After 1921, their marriage started to fall apart. In 1922, Ruttie and their daughter Dina traveled to London. It was June 1928 when they parted ways. Ruttie was 29 years old when she became sick and passed away on February 20, 1929.
- Ahmed Ali Jinnah
- Bunde Ali Jinnah
- Rahmat Ali Jinnah
- Shreen Jinnah
- “Fatima Jinnah”Partner of Quaid-e-Azam(1893–1967)
Up until 1919, she shared a home with her older brother, Muhammad Ali Jinnah. Rattanbai and Jinnah were married at that time. “Rattenbai” passed away in February 1929, eleven years later. After closing her clinic, Fatima Jinnah left. She went to Jinnah’s residence and assumed responsibility for his home. Following that, the bond between a brother and sister became exemplary, as their friendship persisted till his brother Muhammad Ali Jinnah passed away on September 11, 1948.
Quaid-e-Azam expressed that his sister was akin to a radiant beam of light and optimism upon his return home. He acknowledged that her imposition of restrictions was crucial for his well-being, preventing potential health issues and alleviating significant worries. Madam Fatima Jinnah shared 28 years of her life with her brother, engaging in conversations on various topics during breakfast and supper. While residing with him, she also accompanied him on numerous tours, including the one to London after the second round table meeting in 1932.
Fatima Jinnah, frequently referred to as the mother of the country or “Madr-e-Millat” is a significant figure among the leaders of Pakistan’s independence struggle. There is much more to Fatima Jinnah, even if her most well-known trait is her ardent support of her brother, Quaid-e-Azam Muhammad Ali Jinnah.
“Mohtarma Fatima Jinnah” is revered for her brave, unselfish, and essential contribution to the founding of Pakistan. She served as a ray of hope for the women of united India, who fought with men to establish their nation.
One of the primary Founding Mothers of the contemporary state of Pakistan is the eminent dental surgeon, stateswoman, and biographer Fatima Jinnah. Notably, during the Pakistan campaign, she led the women’s rights campaign and was instrumental in promoting civil rights. After her brother’s death, she continued to play a significant role in Pakistani politics. She entered the 1965 elections as an active participant, running against Ayub Khan.
Fatima Jinnah died on 1976 at the age of 73 Years.
The Fourth Generation
“Dina Wadia”Jinnah’s Daughter(1919-2017)
On August 15, 1919, just after midnight, Dina, the daughter of “Muhammad Ali Jinnah” and “Rattainbai Jinnah” (previously Petit), was born in London.
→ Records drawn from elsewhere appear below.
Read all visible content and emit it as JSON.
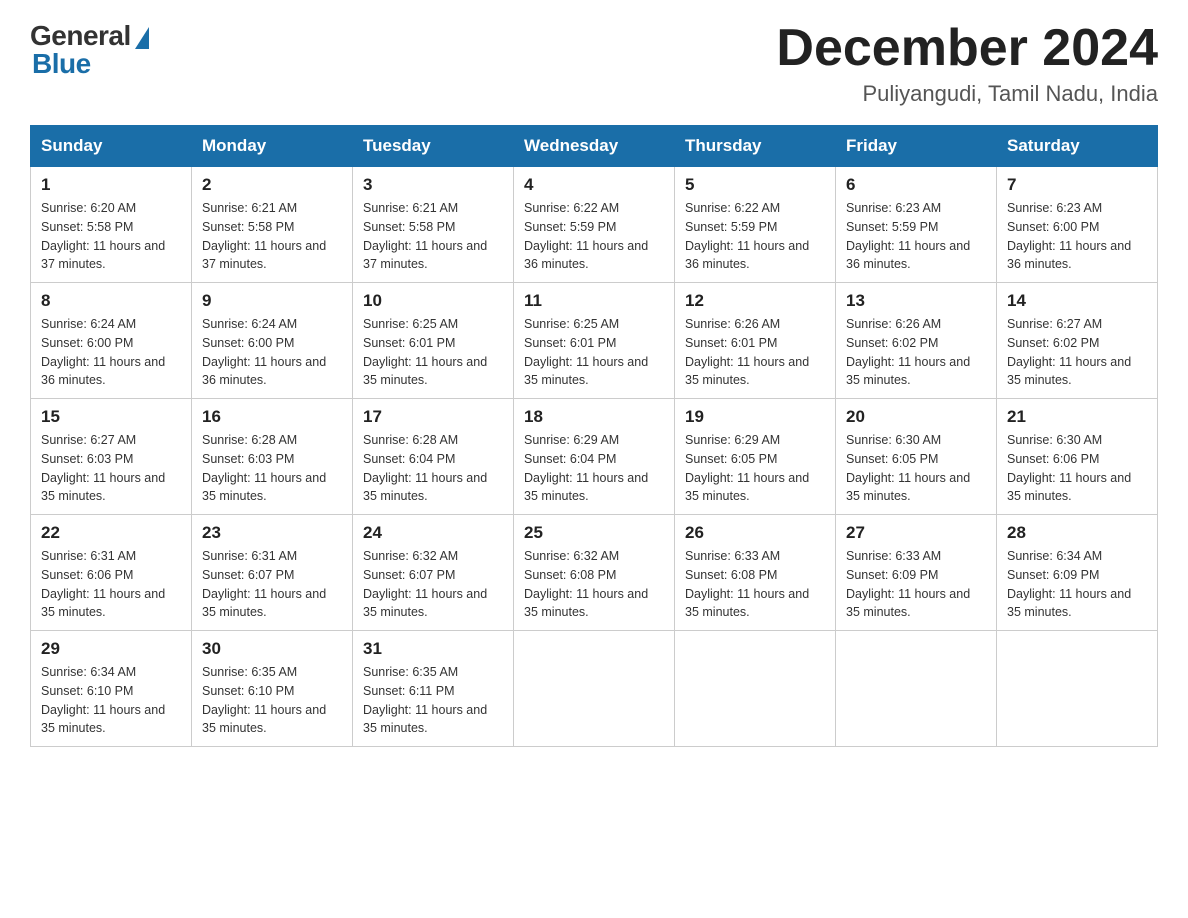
{
  "logo": {
    "general": "General",
    "blue": "Blue"
  },
  "title": "December 2024",
  "location": "Puliyangudi, Tamil Nadu, India",
  "weekdays": [
    "Sunday",
    "Monday",
    "Tuesday",
    "Wednesday",
    "Thursday",
    "Friday",
    "Saturday"
  ],
  "weeks": [
    [
      {
        "day": "1",
        "sunrise": "6:20 AM",
        "sunset": "5:58 PM",
        "daylight": "11 hours and 37 minutes."
      },
      {
        "day": "2",
        "sunrise": "6:21 AM",
        "sunset": "5:58 PM",
        "daylight": "11 hours and 37 minutes."
      },
      {
        "day": "3",
        "sunrise": "6:21 AM",
        "sunset": "5:58 PM",
        "daylight": "11 hours and 37 minutes."
      },
      {
        "day": "4",
        "sunrise": "6:22 AM",
        "sunset": "5:59 PM",
        "daylight": "11 hours and 36 minutes."
      },
      {
        "day": "5",
        "sunrise": "6:22 AM",
        "sunset": "5:59 PM",
        "daylight": "11 hours and 36 minutes."
      },
      {
        "day": "6",
        "sunrise": "6:23 AM",
        "sunset": "5:59 PM",
        "daylight": "11 hours and 36 minutes."
      },
      {
        "day": "7",
        "sunrise": "6:23 AM",
        "sunset": "6:00 PM",
        "daylight": "11 hours and 36 minutes."
      }
    ],
    [
      {
        "day": "8",
        "sunrise": "6:24 AM",
        "sunset": "6:00 PM",
        "daylight": "11 hours and 36 minutes."
      },
      {
        "day": "9",
        "sunrise": "6:24 AM",
        "sunset": "6:00 PM",
        "daylight": "11 hours and 36 minutes."
      },
      {
        "day": "10",
        "sunrise": "6:25 AM",
        "sunset": "6:01 PM",
        "daylight": "11 hours and 35 minutes."
      },
      {
        "day": "11",
        "sunrise": "6:25 AM",
        "sunset": "6:01 PM",
        "daylight": "11 hours and 35 minutes."
      },
      {
        "day": "12",
        "sunrise": "6:26 AM",
        "sunset": "6:01 PM",
        "daylight": "11 hours and 35 minutes."
      },
      {
        "day": "13",
        "sunrise": "6:26 AM",
        "sunset": "6:02 PM",
        "daylight": "11 hours and 35 minutes."
      },
      {
        "day": "14",
        "sunrise": "6:27 AM",
        "sunset": "6:02 PM",
        "daylight": "11 hours and 35 minutes."
      }
    ],
    [
      {
        "day": "15",
        "sunrise": "6:27 AM",
        "sunset": "6:03 PM",
        "daylight": "11 hours and 35 minutes."
      },
      {
        "day": "16",
        "sunrise": "6:28 AM",
        "sunset": "6:03 PM",
        "daylight": "11 hours and 35 minutes."
      },
      {
        "day": "17",
        "sunrise": "6:28 AM",
        "sunset": "6:04 PM",
        "daylight": "11 hours and 35 minutes."
      },
      {
        "day": "18",
        "sunrise": "6:29 AM",
        "sunset": "6:04 PM",
        "daylight": "11 hours and 35 minutes."
      },
      {
        "day": "19",
        "sunrise": "6:29 AM",
        "sunset": "6:05 PM",
        "daylight": "11 hours and 35 minutes."
      },
      {
        "day": "20",
        "sunrise": "6:30 AM",
        "sunset": "6:05 PM",
        "daylight": "11 hours and 35 minutes."
      },
      {
        "day": "21",
        "sunrise": "6:30 AM",
        "sunset": "6:06 PM",
        "daylight": "11 hours and 35 minutes."
      }
    ],
    [
      {
        "day": "22",
        "sunrise": "6:31 AM",
        "sunset": "6:06 PM",
        "daylight": "11 hours and 35 minutes."
      },
      {
        "day": "23",
        "sunrise": "6:31 AM",
        "sunset": "6:07 PM",
        "daylight": "11 hours and 35 minutes."
      },
      {
        "day": "24",
        "sunrise": "6:32 AM",
        "sunset": "6:07 PM",
        "daylight": "11 hours and 35 minutes."
      },
      {
        "day": "25",
        "sunrise": "6:32 AM",
        "sunset": "6:08 PM",
        "daylight": "11 hours and 35 minutes."
      },
      {
        "day": "26",
        "sunrise": "6:33 AM",
        "sunset": "6:08 PM",
        "daylight": "11 hours and 35 minutes."
      },
      {
        "day": "27",
        "sunrise": "6:33 AM",
        "sunset": "6:09 PM",
        "daylight": "11 hours and 35 minutes."
      },
      {
        "day": "28",
        "sunrise": "6:34 AM",
        "sunset": "6:09 PM",
        "daylight": "11 hours and 35 minutes."
      }
    ],
    [
      {
        "day": "29",
        "sunrise": "6:34 AM",
        "sunset": "6:10 PM",
        "daylight": "11 hours and 35 minutes."
      },
      {
        "day": "30",
        "sunrise": "6:35 AM",
        "sunset": "6:10 PM",
        "daylight": "11 hours and 35 minutes."
      },
      {
        "day": "31",
        "sunrise": "6:35 AM",
        "sunset": "6:11 PM",
        "daylight": "11 hours and 35 minutes."
      },
      null,
      null,
      null,
      null
    ]
  ]
}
It is noteworthy because, according to Stanley Wolpert’s “Jinnah of Pakistan,” she was born exactly twenty-eight years, to the day and hour, ahead of Jinnah’s other child, Pakistan.
Dina’s father became upset when she revealed that she intended to wed Indian Neville Wadia, who was born in Parsi. M. C. Chagla’s “Roses in December” tells the story of how Muslim Jinnah forsook his daughter after attempting to dissuade her from marrying Neville. Since Dina Wadia was the only known direct living descendant of Jinnah, Pakistan recognized her as a link to its “father of the nation,” as Akbar S. Ahmed notes.
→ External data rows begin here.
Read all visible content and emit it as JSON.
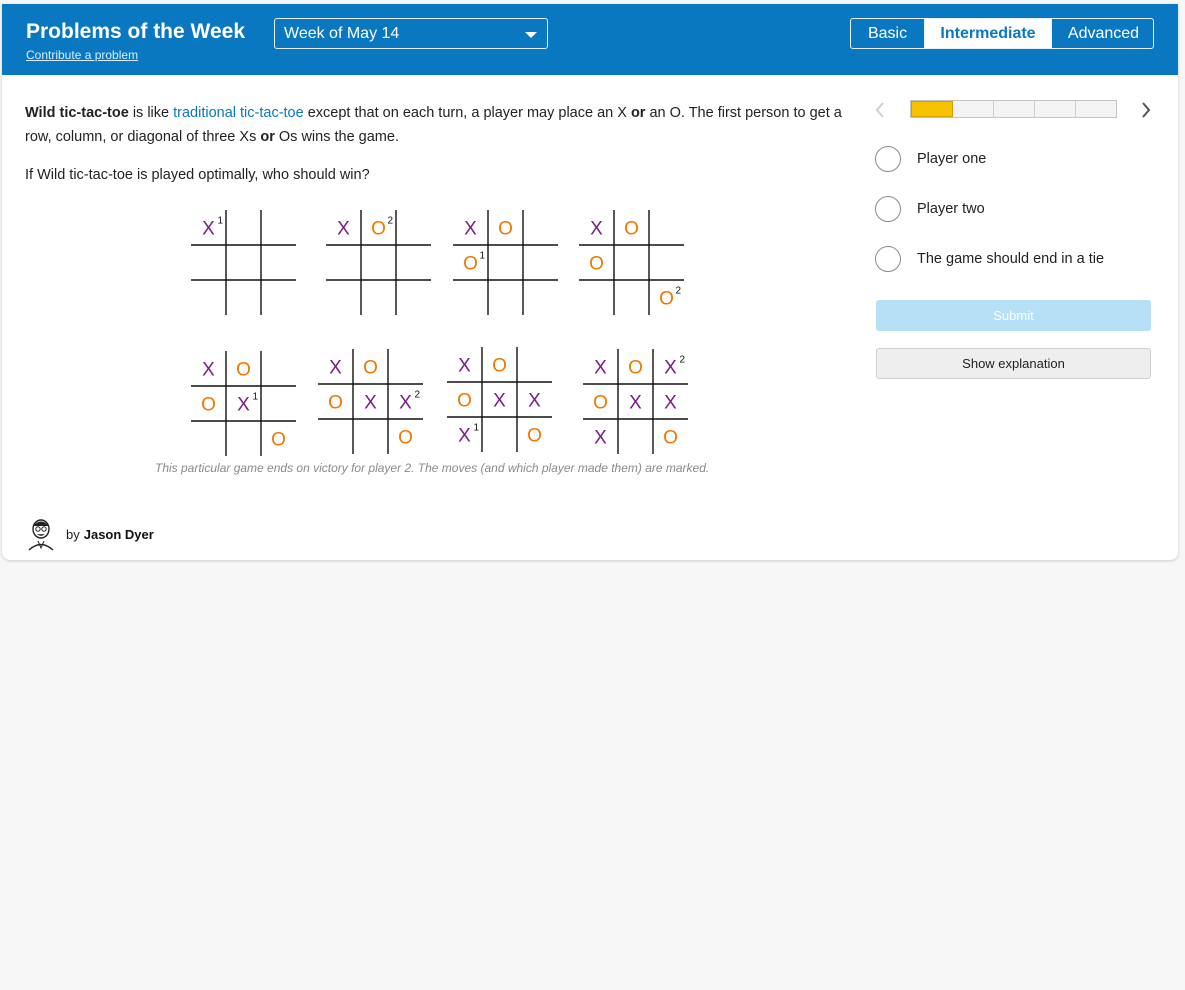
{
  "header": {
    "title": "Problems of the Week",
    "contribute_link": "Contribute a problem",
    "week_select": "Week of May 14",
    "levels": {
      "basic": "Basic",
      "intermediate": "Intermediate",
      "advanced": "Advanced"
    },
    "selected_level": "Intermediate",
    "colors": {
      "bar": "#0a78c0"
    }
  },
  "problem": {
    "term": "Wild tic-tac-toe",
    "text_1": " is like ",
    "link": "traditional tic-tac-toe",
    "text_2": " except that on each turn, a player may place an X ",
    "or_1": "or",
    "text_3": " an O. The first person to get a row, column, or diagonal of three Xs ",
    "or_2": "or",
    "text_4": " Os wins the game.",
    "question": "If Wild tic-tac-toe is played optimally, who should win?"
  },
  "figure": {
    "caption": "This particular game ends on victory for player 2. The moves (and which player made them) are marked.",
    "colors": {
      "x": "#7a1e86",
      "o": "#f07800"
    },
    "boards": [
      {
        "cells": [
          "X1",
          "",
          "",
          "",
          "",
          "",
          "",
          "",
          ""
        ]
      },
      {
        "cells": [
          "X",
          "O2",
          "",
          "",
          "",
          "",
          "",
          "",
          ""
        ]
      },
      {
        "cells": [
          "X",
          "O",
          "",
          "O1",
          "",
          "",
          "",
          "",
          ""
        ]
      },
      {
        "cells": [
          "X",
          "O",
          "",
          "O",
          "",
          "",
          "",
          "",
          "O2"
        ]
      },
      {
        "cells": [
          "X",
          "O",
          "",
          "O",
          "X1",
          "",
          "",
          "",
          "O"
        ]
      },
      {
        "cells": [
          "X",
          "O",
          "",
          "O",
          "X",
          "X2",
          "",
          "",
          "O"
        ]
      },
      {
        "cells": [
          "X",
          "O",
          "",
          "O",
          "X",
          "X",
          "X1",
          "",
          "O"
        ]
      },
      {
        "cells": [
          "X",
          "O",
          "X2",
          "O",
          "X",
          "X",
          "X",
          "",
          "O"
        ]
      }
    ]
  },
  "author": {
    "by": "by",
    "name": "Jason Dyer"
  },
  "sidebar": {
    "progress": {
      "completed": 1,
      "total": 5
    },
    "choices": [
      "Player one",
      "Player two",
      "The game should end in a tie"
    ],
    "submit": "Submit",
    "show_explanation": "Show explanation",
    "colors": {
      "progress_fill": "#f7c300",
      "submit_bg": "#b5e0f6"
    }
  }
}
After Pakistan was created in 1947, she got married and moved to India; her descendants are still Wadia family members today. Dina Wadia, a 98-year-old independent inhabitant of New York City who received help, passed away at home from pneumonia on November 1, 2017.
“Ness Wadia” is grandson of Jinnah.
Quaid-e-Azam Muhammad Ali Jinnah Tree
“Think a hundred times before you take a decision, but once that decision is taken, stand by it as one man.”